Saved entries
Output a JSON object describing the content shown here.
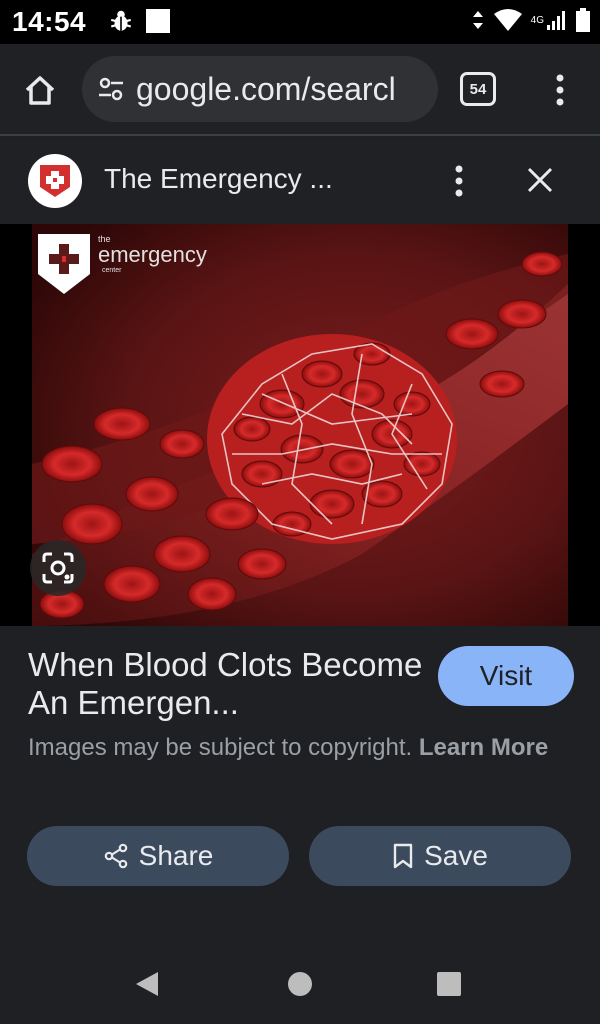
{
  "status_bar": {
    "time": "14:54",
    "network": "4G",
    "icons": [
      "bug-icon",
      "square-icon",
      "wifi-icon",
      "signal-icon",
      "battery-icon"
    ]
  },
  "browser": {
    "url": "google.com/searcl",
    "tab_count": "54",
    "icons": [
      "home-icon",
      "site-settings-icon",
      "more-vert-icon"
    ]
  },
  "result": {
    "site_title": "The Emergency ...",
    "image_logo_text": [
      "the",
      "emergency",
      "center"
    ],
    "headline": "When Blood Clots Become An Emergen...",
    "visit_label": "Visit",
    "copyright_text": "Images may be subject to copyright.",
    "learn_more_label": "Learn More"
  },
  "actions": {
    "share_label": "Share",
    "save_label": "Save"
  },
  "colors": {
    "background": "#1f2023",
    "visit_button": "#8ab4f8",
    "action_button": "#3c4a5e",
    "brand_red": "#d32f2f"
  }
}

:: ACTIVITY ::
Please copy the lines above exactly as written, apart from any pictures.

:: COMPLETED TASK ::
Output a JSON object describing the content shown here.
{
  "status_bar": {
    "time": "14:54",
    "network": "4G",
    "icons": [
      "bug-icon",
      "square-icon",
      "wifi-icon",
      "signal-icon",
      "battery-icon"
    ]
  },
  "browser": {
    "url": "google.com/searcl",
    "tab_count": "54",
    "icons": [
      "home-icon",
      "site-settings-icon",
      "more-vert-icon"
    ]
  },
  "result": {
    "site_title": "The Emergency ...",
    "image_logo_text": [
      "the",
      "emergency",
      "center"
    ],
    "headline": "When Blood Clots Become An Emergen...",
    "visit_label": "Visit",
    "copyright_text": "Images may be subject to copyright.",
    "learn_more_label": "Learn More"
  },
  "actions": {
    "share_label": "Share",
    "save_label": "Save"
  },
  "colors": {
    "background": "#1f2023",
    "visit_button": "#8ab4f8",
    "action_button": "#3c4a5e",
    "brand_red": "#d32f2f"
  }
}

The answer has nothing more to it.